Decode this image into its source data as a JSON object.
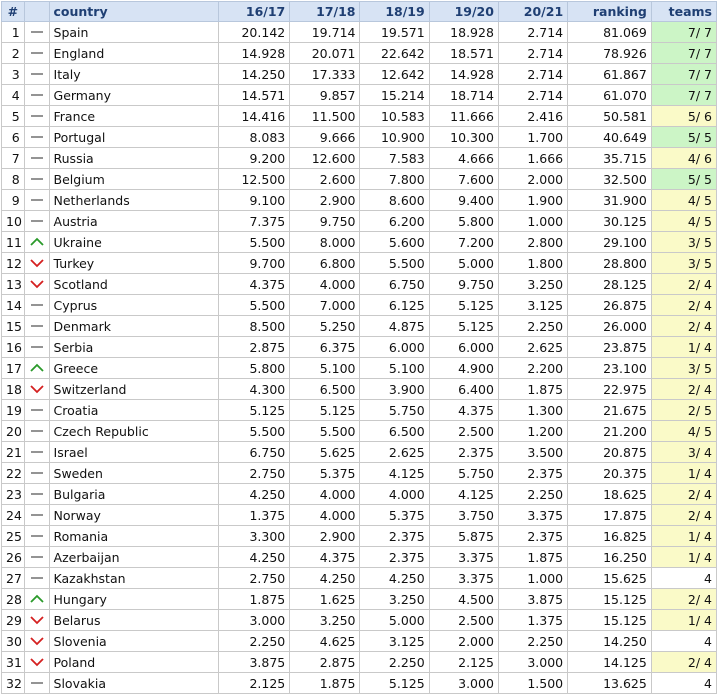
{
  "header": {
    "rank": "#",
    "country": "country",
    "seasons": [
      "16/17",
      "17/18",
      "18/19",
      "19/20",
      "20/21"
    ],
    "ranking": "ranking",
    "teams": "teams"
  },
  "colors": {
    "up": "#2a9a2a",
    "down": "#d42020",
    "same": "#888888",
    "teams_green": "#ccf5c6",
    "teams_yellow": "#fafac8"
  },
  "rows": [
    {
      "rank": "1",
      "trend": "same",
      "country": "Spain",
      "s": [
        "20.142",
        "19.714",
        "19.571",
        "18.928",
        "2.714"
      ],
      "ranking": "81.069",
      "teams": "7/ 7",
      "tc": "green"
    },
    {
      "rank": "2",
      "trend": "same",
      "country": "England",
      "s": [
        "14.928",
        "20.071",
        "22.642",
        "18.571",
        "2.714"
      ],
      "ranking": "78.926",
      "teams": "7/ 7",
      "tc": "green"
    },
    {
      "rank": "3",
      "trend": "same",
      "country": "Italy",
      "s": [
        "14.250",
        "17.333",
        "12.642",
        "14.928",
        "2.714"
      ],
      "ranking": "61.867",
      "teams": "7/ 7",
      "tc": "green"
    },
    {
      "rank": "4",
      "trend": "same",
      "country": "Germany",
      "s": [
        "14.571",
        "9.857",
        "15.214",
        "18.714",
        "2.714"
      ],
      "ranking": "61.070",
      "teams": "7/ 7",
      "tc": "green"
    },
    {
      "rank": "5",
      "trend": "same",
      "country": "France",
      "s": [
        "14.416",
        "11.500",
        "10.583",
        "11.666",
        "2.416"
      ],
      "ranking": "50.581",
      "teams": "5/ 6",
      "tc": "yellow"
    },
    {
      "rank": "6",
      "trend": "same",
      "country": "Portugal",
      "s": [
        "8.083",
        "9.666",
        "10.900",
        "10.300",
        "1.700"
      ],
      "ranking": "40.649",
      "teams": "5/ 5",
      "tc": "green"
    },
    {
      "rank": "7",
      "trend": "same",
      "country": "Russia",
      "s": [
        "9.200",
        "12.600",
        "7.583",
        "4.666",
        "1.666"
      ],
      "ranking": "35.715",
      "teams": "4/ 6",
      "tc": "yellow"
    },
    {
      "rank": "8",
      "trend": "same",
      "country": "Belgium",
      "s": [
        "12.500",
        "2.600",
        "7.800",
        "7.600",
        "2.000"
      ],
      "ranking": "32.500",
      "teams": "5/ 5",
      "tc": "green"
    },
    {
      "rank": "9",
      "trend": "same",
      "country": "Netherlands",
      "s": [
        "9.100",
        "2.900",
        "8.600",
        "9.400",
        "1.900"
      ],
      "ranking": "31.900",
      "teams": "4/ 5",
      "tc": "yellow"
    },
    {
      "rank": "10",
      "trend": "same",
      "country": "Austria",
      "s": [
        "7.375",
        "9.750",
        "6.200",
        "5.800",
        "1.000"
      ],
      "ranking": "30.125",
      "teams": "4/ 5",
      "tc": "yellow"
    },
    {
      "rank": "11",
      "trend": "up",
      "country": "Ukraine",
      "s": [
        "5.500",
        "8.000",
        "5.600",
        "7.200",
        "2.800"
      ],
      "ranking": "29.100",
      "teams": "3/ 5",
      "tc": "yellow"
    },
    {
      "rank": "12",
      "trend": "down",
      "country": "Turkey",
      "s": [
        "9.700",
        "6.800",
        "5.500",
        "5.000",
        "1.800"
      ],
      "ranking": "28.800",
      "teams": "3/ 5",
      "tc": "yellow"
    },
    {
      "rank": "13",
      "trend": "down",
      "country": "Scotland",
      "s": [
        "4.375",
        "4.000",
        "6.750",
        "9.750",
        "3.250"
      ],
      "ranking": "28.125",
      "teams": "2/ 4",
      "tc": "yellow"
    },
    {
      "rank": "14",
      "trend": "same",
      "country": "Cyprus",
      "s": [
        "5.500",
        "7.000",
        "6.125",
        "5.125",
        "3.125"
      ],
      "ranking": "26.875",
      "teams": "2/ 4",
      "tc": "yellow"
    },
    {
      "rank": "15",
      "trend": "same",
      "country": "Denmark",
      "s": [
        "8.500",
        "5.250",
        "4.875",
        "5.125",
        "2.250"
      ],
      "ranking": "26.000",
      "teams": "2/ 4",
      "tc": "yellow"
    },
    {
      "rank": "16",
      "trend": "same",
      "country": "Serbia",
      "s": [
        "2.875",
        "6.375",
        "6.000",
        "6.000",
        "2.625"
      ],
      "ranking": "23.875",
      "teams": "1/ 4",
      "tc": "yellow"
    },
    {
      "rank": "17",
      "trend": "up",
      "country": "Greece",
      "s": [
        "5.800",
        "5.100",
        "5.100",
        "4.900",
        "2.200"
      ],
      "ranking": "23.100",
      "teams": "3/ 5",
      "tc": "yellow"
    },
    {
      "rank": "18",
      "trend": "down",
      "country": "Switzerland",
      "s": [
        "4.300",
        "6.500",
        "3.900",
        "6.400",
        "1.875"
      ],
      "ranking": "22.975",
      "teams": "2/ 4",
      "tc": "yellow"
    },
    {
      "rank": "19",
      "trend": "same",
      "country": "Croatia",
      "s": [
        "5.125",
        "5.125",
        "5.750",
        "4.375",
        "1.300"
      ],
      "ranking": "21.675",
      "teams": "2/ 5",
      "tc": "yellow"
    },
    {
      "rank": "20",
      "trend": "same",
      "country": "Czech Republic",
      "s": [
        "5.500",
        "5.500",
        "6.500",
        "2.500",
        "1.200"
      ],
      "ranking": "21.200",
      "teams": "4/ 5",
      "tc": "yellow"
    },
    {
      "rank": "21",
      "trend": "same",
      "country": "Israel",
      "s": [
        "6.750",
        "5.625",
        "2.625",
        "2.375",
        "3.500"
      ],
      "ranking": "20.875",
      "teams": "3/ 4",
      "tc": "yellow"
    },
    {
      "rank": "22",
      "trend": "same",
      "country": "Sweden",
      "s": [
        "2.750",
        "5.375",
        "4.125",
        "5.750",
        "2.375"
      ],
      "ranking": "20.375",
      "teams": "1/ 4",
      "tc": "yellow"
    },
    {
      "rank": "23",
      "trend": "same",
      "country": "Bulgaria",
      "s": [
        "4.250",
        "4.000",
        "4.000",
        "4.125",
        "2.250"
      ],
      "ranking": "18.625",
      "teams": "2/ 4",
      "tc": "yellow"
    },
    {
      "rank": "24",
      "trend": "same",
      "country": "Norway",
      "s": [
        "1.375",
        "4.000",
        "5.375",
        "3.750",
        "3.375"
      ],
      "ranking": "17.875",
      "teams": "2/ 4",
      "tc": "yellow"
    },
    {
      "rank": "25",
      "trend": "same",
      "country": "Romania",
      "s": [
        "3.300",
        "2.900",
        "2.375",
        "5.875",
        "2.375"
      ],
      "ranking": "16.825",
      "teams": "1/ 4",
      "tc": "yellow"
    },
    {
      "rank": "26",
      "trend": "same",
      "country": "Azerbaijan",
      "s": [
        "4.250",
        "4.375",
        "2.375",
        "3.375",
        "1.875"
      ],
      "ranking": "16.250",
      "teams": "1/ 4",
      "tc": "yellow"
    },
    {
      "rank": "27",
      "trend": "same",
      "country": "Kazakhstan",
      "s": [
        "2.750",
        "4.250",
        "4.250",
        "3.375",
        "1.000"
      ],
      "ranking": "15.625",
      "teams": "4",
      "tc": "white"
    },
    {
      "rank": "28",
      "trend": "up",
      "country": "Hungary",
      "s": [
        "1.875",
        "1.625",
        "3.250",
        "4.500",
        "3.875"
      ],
      "ranking": "15.125",
      "teams": "2/ 4",
      "tc": "yellow"
    },
    {
      "rank": "29",
      "trend": "down",
      "country": "Belarus",
      "s": [
        "3.000",
        "3.250",
        "5.000",
        "2.500",
        "1.375"
      ],
      "ranking": "15.125",
      "teams": "1/ 4",
      "tc": "yellow"
    },
    {
      "rank": "30",
      "trend": "down",
      "country": "Slovenia",
      "s": [
        "2.250",
        "4.625",
        "3.125",
        "2.000",
        "2.250"
      ],
      "ranking": "14.250",
      "teams": "4",
      "tc": "white"
    },
    {
      "rank": "31",
      "trend": "down",
      "country": "Poland",
      "s": [
        "3.875",
        "2.875",
        "2.250",
        "2.125",
        "3.000"
      ],
      "ranking": "14.125",
      "teams": "2/ 4",
      "tc": "yellow"
    },
    {
      "rank": "32",
      "trend": "same",
      "country": "Slovakia",
      "s": [
        "2.125",
        "1.875",
        "5.125",
        "3.000",
        "1.500"
      ],
      "ranking": "13.625",
      "teams": "4",
      "tc": "white"
    }
  ]
}
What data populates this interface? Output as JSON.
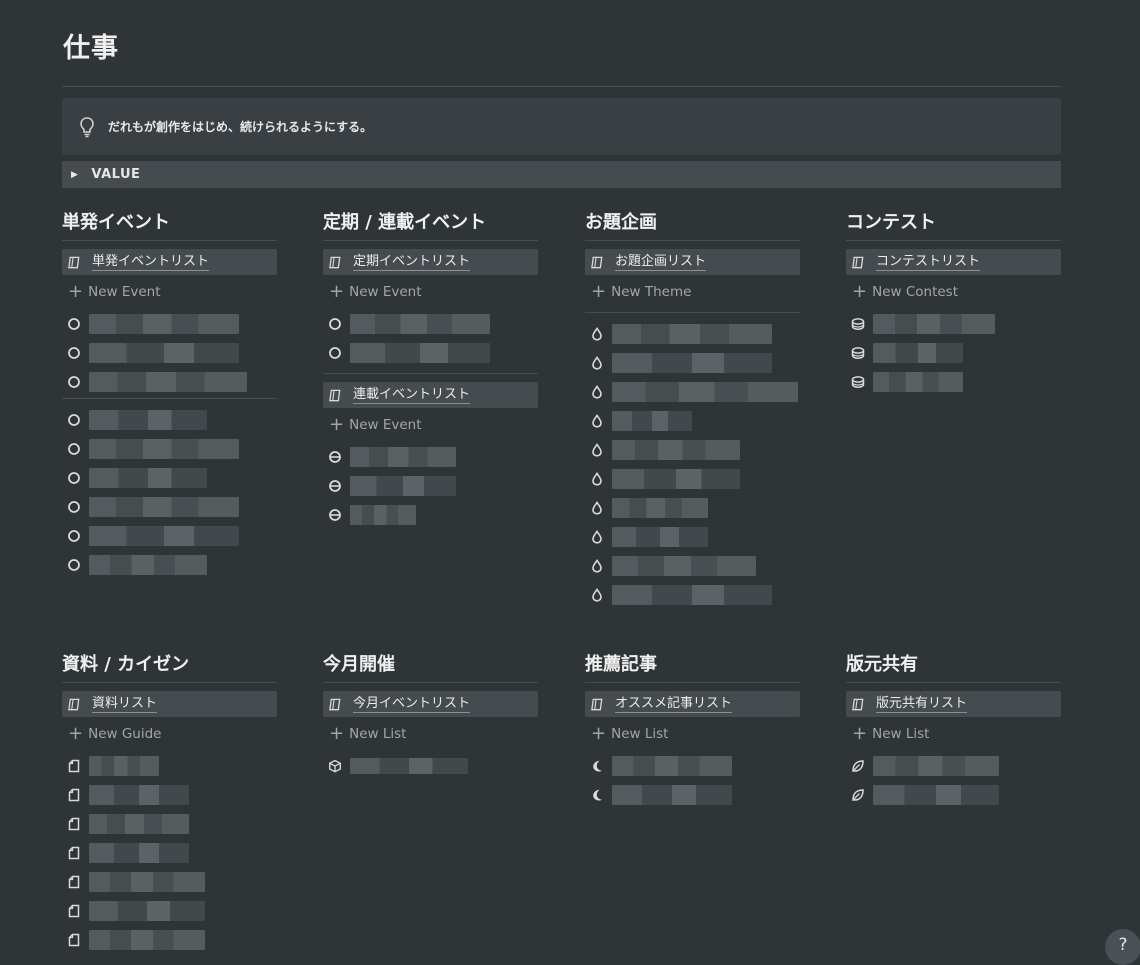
{
  "page": {
    "title": "仕事"
  },
  "callout": {
    "icon": "lightbulb-icon",
    "text": "だれもが創作をはじめ、続けられるようにする。"
  },
  "toggle": {
    "label": "VALUE",
    "icon": "triangle-right-icon"
  },
  "columns": [
    {
      "heading": "単発イベント",
      "db_title": "単発イベントリスト",
      "new_label": "New Event",
      "item_icon": "circle-outline-icon"
    },
    {
      "heading": "定期 / 連載イベント",
      "db_title": "定期イベントリスト",
      "new_label": "New Event",
      "item_icon": "circle-outline-icon",
      "db2_title": "連載イベントリスト",
      "new2_label": "New Event",
      "item2_icon": "half-circle-icon"
    },
    {
      "heading": "お題企画",
      "db_title": "お題企画リスト",
      "new_label": "New Theme",
      "item_icon": "droplet-icon"
    },
    {
      "heading": "コンテスト",
      "db_title": "コンテストリスト",
      "new_label": "New Contest",
      "item_icon": "coin-stack-icon"
    },
    {
      "heading": "資料 / カイゼン",
      "db_title": "資料リスト",
      "new_label": "New Guide",
      "item_icon": "document-icon"
    },
    {
      "heading": "今月開催",
      "db_title": "今月イベントリスト",
      "new_label": "New List",
      "item_icon": "cube-icon"
    },
    {
      "heading": "推薦記事",
      "db_title": "オススメ記事リスト",
      "new_label": "New List",
      "item_icon": "moon-icon"
    },
    {
      "heading": "版元共有",
      "db_title": "版元共有リスト",
      "new_label": "New List",
      "item_icon": "leaf-icon"
    }
  ],
  "help": {
    "label": "?"
  },
  "colors": {
    "background": "#2f3437",
    "panel": "#3a3f43",
    "bar": "#454b4f",
    "text": "#e6e6e6",
    "muted": "#a3a6a8"
  }
}
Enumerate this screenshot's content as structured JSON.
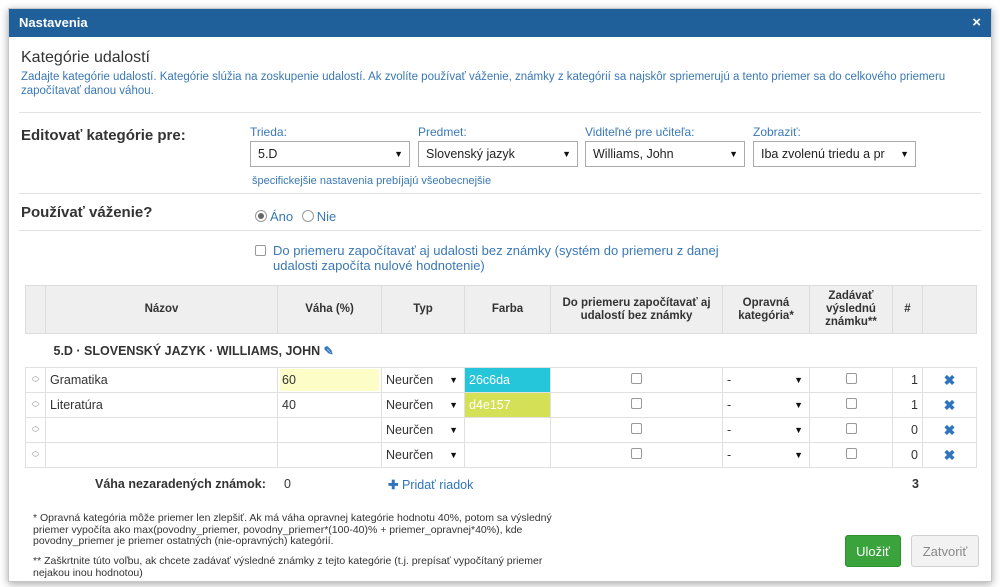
{
  "dialog": {
    "title": "Nastavenia",
    "close_icon": "×"
  },
  "section": {
    "title": "Kategórie udalostí",
    "description": "Zadajte kategórie udalostí. Kategórie slúžia na zoskupenie udalostí. Ak zvolíte používať váženie, známky z kategórií sa najskôr spriemerujú a tento priemer sa do celkového priemeru započítavať danou váhou."
  },
  "edit_for": {
    "label": "Editovať kategórie pre:",
    "trieda": {
      "label": "Trieda:",
      "value": "5.D"
    },
    "predmet": {
      "label": "Predmet:",
      "value": "Slovenský jazyk"
    },
    "ucitel": {
      "label": "Viditeľné pre učiteľa:",
      "value": "Williams, John"
    },
    "zobrazit": {
      "label": "Zobraziť:",
      "value": "Iba zvolenú triedu a pr"
    },
    "hint": "špecifickejšie nastavenia prebíjajú všeobecnejšie"
  },
  "weighting": {
    "label": "Používať váženie?",
    "yes": "Áno",
    "no": "Nie",
    "selected": "yes",
    "include_label": "Do priemeru započítavať aj udalosti bez známky (systém do priemeru z danej udalosti započíta nulové hodnotenie)"
  },
  "table": {
    "headers": {
      "nazov": "Názov",
      "vaha": "Váha (%)",
      "typ": "Typ",
      "farba": "Farba",
      "bez_znamky": "Do priemeru započítavať aj udalostí bez známky",
      "opravna": "Opravná kategória*",
      "vysledna": "Zadávať výslednú známku**",
      "count": "#"
    },
    "group_label": "5.D · SLOVENSKÝ JAZYK · WILLIAMS, JOHN",
    "rows": [
      {
        "name": "Gramatika",
        "weight": "60",
        "type": "Neurčen",
        "color": "26c6da",
        "color_hex": "#26c6da",
        "opravna": "-",
        "count": "1"
      },
      {
        "name": "Literatúra",
        "weight": "40",
        "type": "Neurčen",
        "color": "d4e157",
        "color_hex": "#d4e157",
        "opravna": "-",
        "count": "1"
      },
      {
        "name": "",
        "weight": "",
        "type": "Neurčen",
        "color": "",
        "color_hex": "",
        "opravna": "-",
        "count": "0"
      },
      {
        "name": "",
        "weight": "",
        "type": "Neurčen",
        "color": "",
        "color_hex": "",
        "opravna": "-",
        "count": "0"
      }
    ],
    "unassigned_label": "Váha nezaradených známok:",
    "unassigned_value": "0",
    "add_row": "Pridať riadok",
    "total_count": "3"
  },
  "notes": {
    "note1": "* Opravná kategória môže priemer len zlepšiť. Ak má váha opravnej kategórie hodnotu 40%, potom sa výsledný priemer vypočíta ako max(povodny_priemer, povodny_priemer*(100-40)% + priemer_opravnej*40%), kde povodny_priemer je priemer ostatných (nie-opravných) kategórií.",
    "note2": "** Zaškrtnite túto voľbu, ak chcete zadávať výsledné známky z tejto kategórie (t.j. prepísať vypočítaný priemer nejakou inou hodnotou)"
  },
  "buttons": {
    "save": "Uložiť",
    "close": "Zatvoriť"
  },
  "icons": {
    "close": "close-icon",
    "pencil": "pencil-icon",
    "plus": "plus-icon",
    "delete": "delete-icon",
    "sort": "sort-handle-icon"
  }
}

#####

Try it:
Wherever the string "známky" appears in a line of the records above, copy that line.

Exercise solution:
    "description": "Zadajte kategórie udalostí. Kategórie slúžia na zoskupenie udalostí. Ak zvolíte používať váženie, známky z kategórií sa najskôr spriemerujú a tento priemer sa do celkového priemeru započítavať danou váhou."
    "include_label": "Do priemeru započítavať aj udalosti bez známky (systém do priemeru z danej udalosti započíta nulové hodnotenie)"
      "bez_znamky": "Do priemeru započítavať aj udalostí bez známky",
    "note2": "** Zaškrtnite túto voľbu, ak chcete zadávať výsledné známky z tejto kategórie (t.j. prepísať vypočítaný priemer nejakou inou hodnotou)"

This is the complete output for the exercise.